■ **What this task involves**: Search the data for the string "clock" and copy each line in which it appears.

━━ The data

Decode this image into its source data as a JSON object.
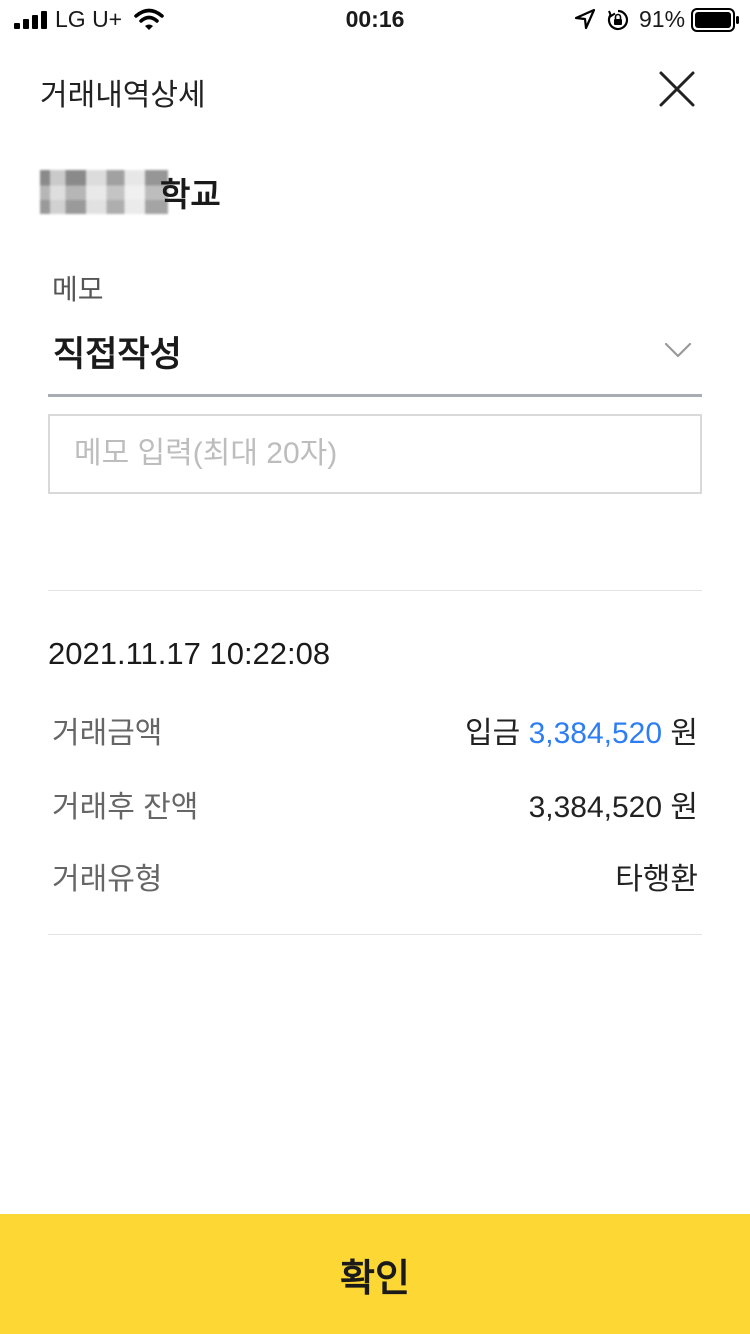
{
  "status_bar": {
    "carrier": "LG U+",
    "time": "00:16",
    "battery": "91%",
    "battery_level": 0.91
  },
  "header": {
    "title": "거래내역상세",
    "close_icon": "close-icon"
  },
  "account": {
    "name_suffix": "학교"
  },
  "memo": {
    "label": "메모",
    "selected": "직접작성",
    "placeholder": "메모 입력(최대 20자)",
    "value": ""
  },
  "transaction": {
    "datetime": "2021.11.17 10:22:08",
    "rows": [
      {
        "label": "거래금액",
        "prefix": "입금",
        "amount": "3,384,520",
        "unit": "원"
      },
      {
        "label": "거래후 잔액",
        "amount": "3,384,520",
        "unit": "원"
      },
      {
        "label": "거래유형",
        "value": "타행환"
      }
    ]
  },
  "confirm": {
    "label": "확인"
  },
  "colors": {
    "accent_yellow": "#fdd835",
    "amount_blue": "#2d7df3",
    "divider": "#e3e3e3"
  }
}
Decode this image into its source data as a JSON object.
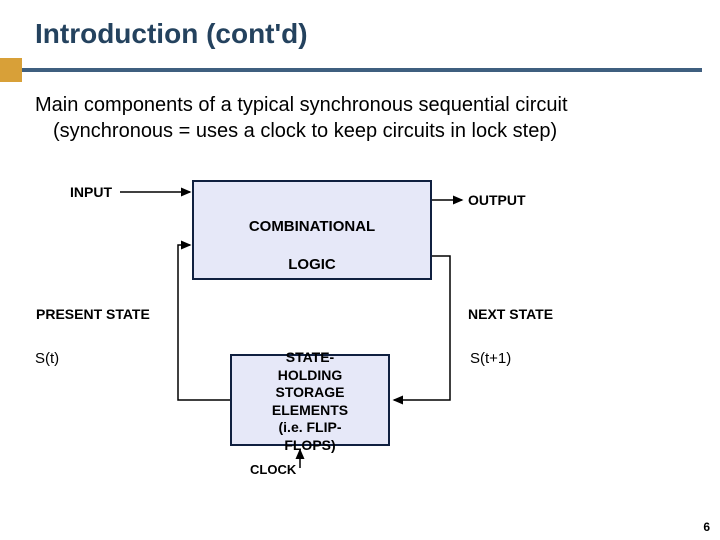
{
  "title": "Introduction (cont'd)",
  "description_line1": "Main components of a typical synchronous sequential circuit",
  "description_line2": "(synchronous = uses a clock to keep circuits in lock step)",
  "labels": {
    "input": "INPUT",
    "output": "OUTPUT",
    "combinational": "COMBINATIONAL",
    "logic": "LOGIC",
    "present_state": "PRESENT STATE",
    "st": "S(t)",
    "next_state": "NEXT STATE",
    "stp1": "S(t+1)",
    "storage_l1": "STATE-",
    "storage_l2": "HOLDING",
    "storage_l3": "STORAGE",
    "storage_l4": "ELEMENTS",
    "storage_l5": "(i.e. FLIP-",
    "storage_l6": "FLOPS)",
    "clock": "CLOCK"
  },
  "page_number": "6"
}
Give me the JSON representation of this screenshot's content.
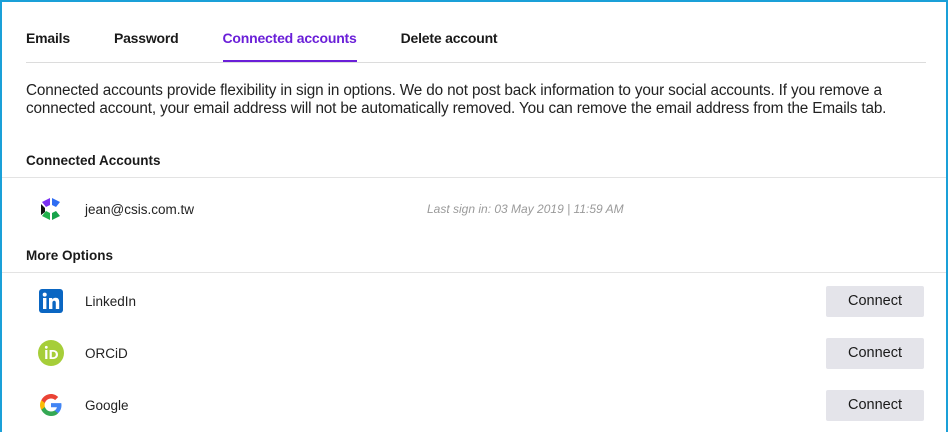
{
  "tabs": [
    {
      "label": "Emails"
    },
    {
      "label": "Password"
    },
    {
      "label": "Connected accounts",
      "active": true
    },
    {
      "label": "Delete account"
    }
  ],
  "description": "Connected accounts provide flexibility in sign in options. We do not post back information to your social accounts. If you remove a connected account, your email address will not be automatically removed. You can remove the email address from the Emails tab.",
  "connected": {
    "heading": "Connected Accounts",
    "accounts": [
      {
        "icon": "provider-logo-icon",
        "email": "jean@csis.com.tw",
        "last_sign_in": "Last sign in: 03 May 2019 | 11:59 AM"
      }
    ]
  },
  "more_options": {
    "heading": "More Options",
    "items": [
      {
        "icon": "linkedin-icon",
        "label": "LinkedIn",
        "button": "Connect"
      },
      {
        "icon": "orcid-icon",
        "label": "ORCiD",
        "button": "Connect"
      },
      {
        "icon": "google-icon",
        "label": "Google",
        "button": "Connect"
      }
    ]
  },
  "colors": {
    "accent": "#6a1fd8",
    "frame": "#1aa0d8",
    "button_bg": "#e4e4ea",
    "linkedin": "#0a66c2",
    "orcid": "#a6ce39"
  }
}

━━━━
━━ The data

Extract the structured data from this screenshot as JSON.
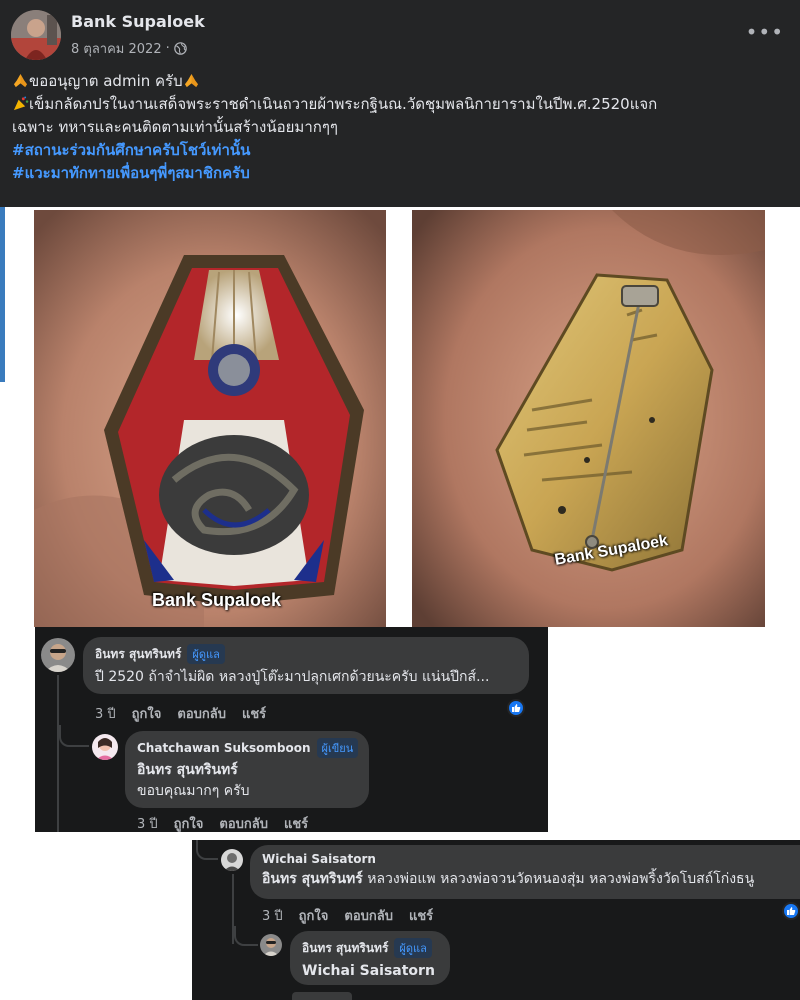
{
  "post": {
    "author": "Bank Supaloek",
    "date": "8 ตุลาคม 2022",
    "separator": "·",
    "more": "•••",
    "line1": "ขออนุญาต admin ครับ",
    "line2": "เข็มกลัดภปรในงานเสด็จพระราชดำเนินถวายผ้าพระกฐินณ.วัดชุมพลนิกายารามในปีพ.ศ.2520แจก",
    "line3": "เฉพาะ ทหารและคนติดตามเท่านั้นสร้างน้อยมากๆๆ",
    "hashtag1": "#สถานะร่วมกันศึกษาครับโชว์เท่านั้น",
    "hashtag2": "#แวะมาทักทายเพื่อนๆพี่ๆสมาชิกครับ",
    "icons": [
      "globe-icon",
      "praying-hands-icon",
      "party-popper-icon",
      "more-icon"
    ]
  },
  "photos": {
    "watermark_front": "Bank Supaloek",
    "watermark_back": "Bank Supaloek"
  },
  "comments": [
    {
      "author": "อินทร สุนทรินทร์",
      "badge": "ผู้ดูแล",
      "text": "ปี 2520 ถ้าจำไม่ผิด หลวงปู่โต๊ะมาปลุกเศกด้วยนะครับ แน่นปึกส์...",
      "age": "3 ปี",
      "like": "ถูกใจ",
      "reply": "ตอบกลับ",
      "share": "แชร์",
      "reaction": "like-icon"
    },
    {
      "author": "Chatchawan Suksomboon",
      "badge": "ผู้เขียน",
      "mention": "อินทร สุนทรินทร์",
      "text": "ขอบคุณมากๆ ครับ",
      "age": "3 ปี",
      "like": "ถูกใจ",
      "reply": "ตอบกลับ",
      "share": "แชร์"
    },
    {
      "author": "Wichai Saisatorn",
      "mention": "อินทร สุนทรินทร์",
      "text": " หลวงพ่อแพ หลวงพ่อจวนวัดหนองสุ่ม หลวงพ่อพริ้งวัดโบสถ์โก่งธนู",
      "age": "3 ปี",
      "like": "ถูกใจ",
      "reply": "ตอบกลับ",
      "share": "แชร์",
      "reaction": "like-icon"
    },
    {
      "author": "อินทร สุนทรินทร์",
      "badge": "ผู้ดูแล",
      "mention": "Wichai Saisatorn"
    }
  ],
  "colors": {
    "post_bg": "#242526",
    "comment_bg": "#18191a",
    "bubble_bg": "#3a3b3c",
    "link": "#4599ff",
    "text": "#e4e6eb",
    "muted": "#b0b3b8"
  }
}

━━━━
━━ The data

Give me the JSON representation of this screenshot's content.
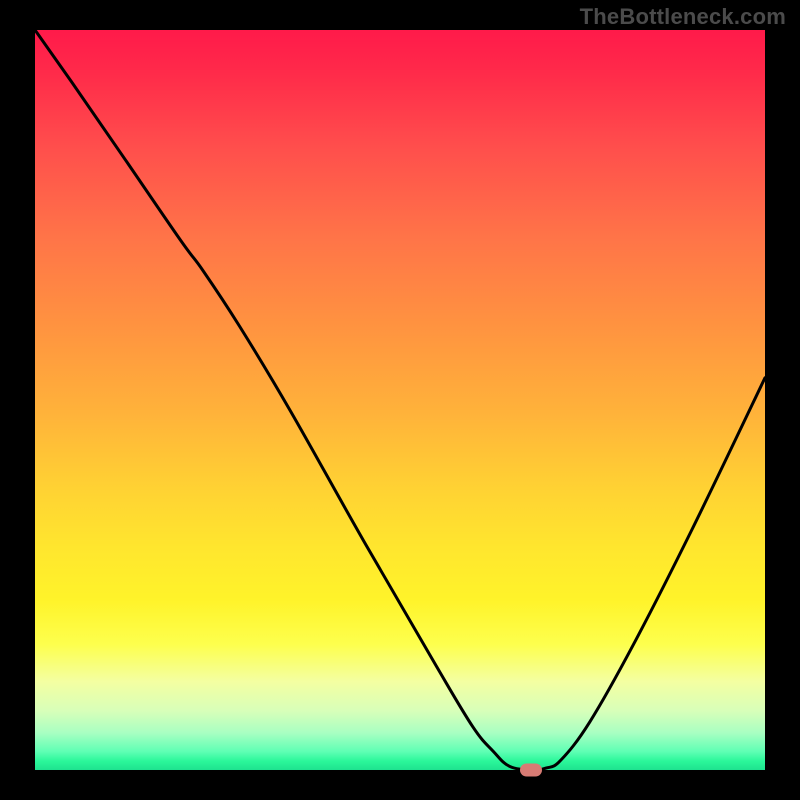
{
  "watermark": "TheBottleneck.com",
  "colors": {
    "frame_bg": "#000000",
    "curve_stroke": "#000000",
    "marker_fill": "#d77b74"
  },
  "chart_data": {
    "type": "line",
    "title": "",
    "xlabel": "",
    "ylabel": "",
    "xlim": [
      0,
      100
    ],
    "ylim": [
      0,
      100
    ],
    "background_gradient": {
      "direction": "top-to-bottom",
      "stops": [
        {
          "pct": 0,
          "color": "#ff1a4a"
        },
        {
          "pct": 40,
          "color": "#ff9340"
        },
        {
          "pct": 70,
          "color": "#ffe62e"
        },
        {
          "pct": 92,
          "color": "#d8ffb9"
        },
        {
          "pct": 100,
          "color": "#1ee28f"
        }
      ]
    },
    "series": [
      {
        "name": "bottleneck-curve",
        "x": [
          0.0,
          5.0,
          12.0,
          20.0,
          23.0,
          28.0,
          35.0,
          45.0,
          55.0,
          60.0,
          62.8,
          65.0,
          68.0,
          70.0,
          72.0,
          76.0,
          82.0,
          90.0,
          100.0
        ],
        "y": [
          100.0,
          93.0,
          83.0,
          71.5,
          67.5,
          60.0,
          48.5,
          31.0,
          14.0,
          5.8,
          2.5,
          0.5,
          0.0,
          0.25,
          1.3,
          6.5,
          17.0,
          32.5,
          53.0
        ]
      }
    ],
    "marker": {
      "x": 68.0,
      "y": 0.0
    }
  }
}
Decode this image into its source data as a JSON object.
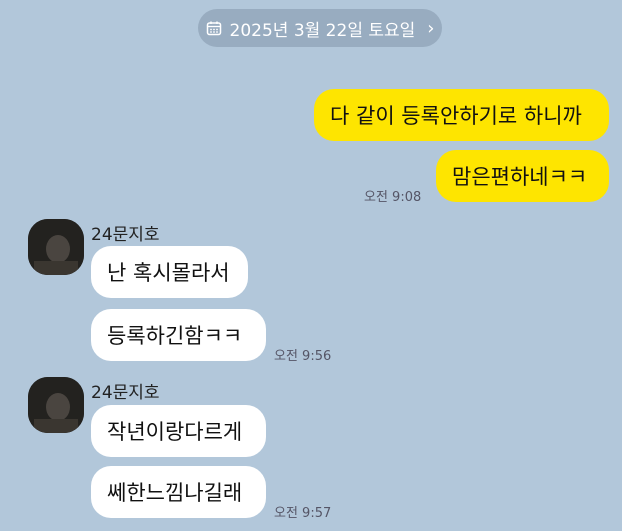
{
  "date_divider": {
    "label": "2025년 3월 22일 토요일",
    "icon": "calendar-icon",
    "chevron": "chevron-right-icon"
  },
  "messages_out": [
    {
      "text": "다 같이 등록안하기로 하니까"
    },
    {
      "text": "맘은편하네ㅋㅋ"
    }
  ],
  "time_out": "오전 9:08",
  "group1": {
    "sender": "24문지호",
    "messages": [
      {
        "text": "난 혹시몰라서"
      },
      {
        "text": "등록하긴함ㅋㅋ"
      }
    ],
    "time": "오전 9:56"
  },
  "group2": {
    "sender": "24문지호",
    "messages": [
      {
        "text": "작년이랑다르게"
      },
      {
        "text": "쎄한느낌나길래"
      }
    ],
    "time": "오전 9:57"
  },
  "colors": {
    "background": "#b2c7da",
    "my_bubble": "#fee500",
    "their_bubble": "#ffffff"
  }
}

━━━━

■ **Answer for the task**:
  "description_line2": "(synchronous = uses a clock to keep circuits in lock step)",
    "clock": "CLOCK"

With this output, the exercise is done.